  • Iain Lovejoy

    A very seasonal reminder, thanks Jack.

  • Maltnothops

    Churches turn out to be terrible organizations to donate money to. First, almost none file Form 990 so their financial efficiency isn’t transparent. And to the extent that researchers have been able to discern, the fraction of their donations that goes to charity ranges from almost nothing (Latter Day Saints) to about 25% (Methodists). Relatively few crack even 10%. Most of their money goes to overhead.

    • Jean Camille

      That makes sense, If we want to give to charity, do not give to a church because a church is not a charity. That’s probably why Arthur Brooks found so many Christians giving straight to charities. Sure, a lot of giving happens in churches but the main purpose of church money is that we fund our own activities, like salaries of pastors, cleaners etc, paying bills and maintenance, financing programs either in-house or for other groups. I would not expect outsiders to have any interest in that.

      The Salvation Army is a church. Why did you leave them out? I would hope more than 25% of their resources go to recipient benefits. They are the one church devoted to social welfare.

      I do not know what crowd you hang out with, but every church I have been part of has kept meticulous accounts. They have been small churches and even when too small to require it by law, they have all kept external audits of accounts. Transparency has to be balanced with respect for privacy. Parishioners often rush to the secretary for an emergency loan. They do not expect their plight to be advertised to the whole congregation. Even large donations from parishioners are kept confidential in my church. That way, pastors, counsellors and members find it easier to be even-handed.

      Overall, I am happy when churches stick to their core activities and allow individual members to choose the worthy causes they wish to support.

      • Maltnothops
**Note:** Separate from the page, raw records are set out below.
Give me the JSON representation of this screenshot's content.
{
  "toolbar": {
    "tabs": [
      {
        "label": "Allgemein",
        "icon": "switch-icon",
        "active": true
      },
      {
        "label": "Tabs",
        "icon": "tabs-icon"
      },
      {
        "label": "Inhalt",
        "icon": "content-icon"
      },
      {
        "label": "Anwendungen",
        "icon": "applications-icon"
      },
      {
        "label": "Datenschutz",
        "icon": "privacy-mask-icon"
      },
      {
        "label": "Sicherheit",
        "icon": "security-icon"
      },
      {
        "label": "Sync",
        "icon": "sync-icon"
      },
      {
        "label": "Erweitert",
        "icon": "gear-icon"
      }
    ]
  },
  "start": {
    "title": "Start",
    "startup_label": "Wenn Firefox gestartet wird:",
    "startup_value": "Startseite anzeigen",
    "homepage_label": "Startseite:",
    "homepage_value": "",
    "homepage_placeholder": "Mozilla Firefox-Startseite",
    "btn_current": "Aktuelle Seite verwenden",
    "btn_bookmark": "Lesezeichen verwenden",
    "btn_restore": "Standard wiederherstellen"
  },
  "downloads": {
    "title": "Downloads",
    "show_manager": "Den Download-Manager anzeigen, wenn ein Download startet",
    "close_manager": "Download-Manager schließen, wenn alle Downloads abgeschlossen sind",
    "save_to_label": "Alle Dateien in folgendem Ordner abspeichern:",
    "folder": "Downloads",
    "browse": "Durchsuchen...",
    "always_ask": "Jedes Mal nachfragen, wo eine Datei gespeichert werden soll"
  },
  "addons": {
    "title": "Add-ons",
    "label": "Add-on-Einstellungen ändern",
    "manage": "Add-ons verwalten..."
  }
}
        You and I agree that churches are not charities but the IRS (and Brooks) think otherwise. Contributions to churches (temples, synagogues, etc.) are deductible as charitable contributions. Brooks counted all such contributions as charity. By that logic, my annual dues to my non-profit country club should count as charity. We do sponsor a few golf scholarships after all even though most of the budget goes to salaries and maintenance.

        Why did I leave SA out? The study I remembered reading (don’t have a link handy; could look later if you are interested) reported data by denomination. I don’t remember if or how it dealt with SA. Might have lumped them into Methodism. Good question.

        Financial transparency: I did not question accuracy of church accounts. Pointed out that exemption from Form 990 reduces transparency and makes research more difficult. I don’t think churches are legally obligated to make their financial records available to anyone who asks for them. Some might choose to do so but the resulting data are likely to be skewed due to selection bias.

        • Jean Camille

          Ah, I see. I think I missed your drift initially.

          Where Jack was focusing on personal acts of charity, you are taking a more political angle. Interesting segue.

          But it looks a bit mischievous. To equate a church with a country club is unduly reductionist.

          I think Jack’s focus is more foundational. The heart attitude of individuals governs how well any political system works.

          • Jack Wellman

            You are so right Jean. Thank you. This is focused on others….and to me, the Salavtion Army is the best place to give since most of the donations go to the very people they are helping.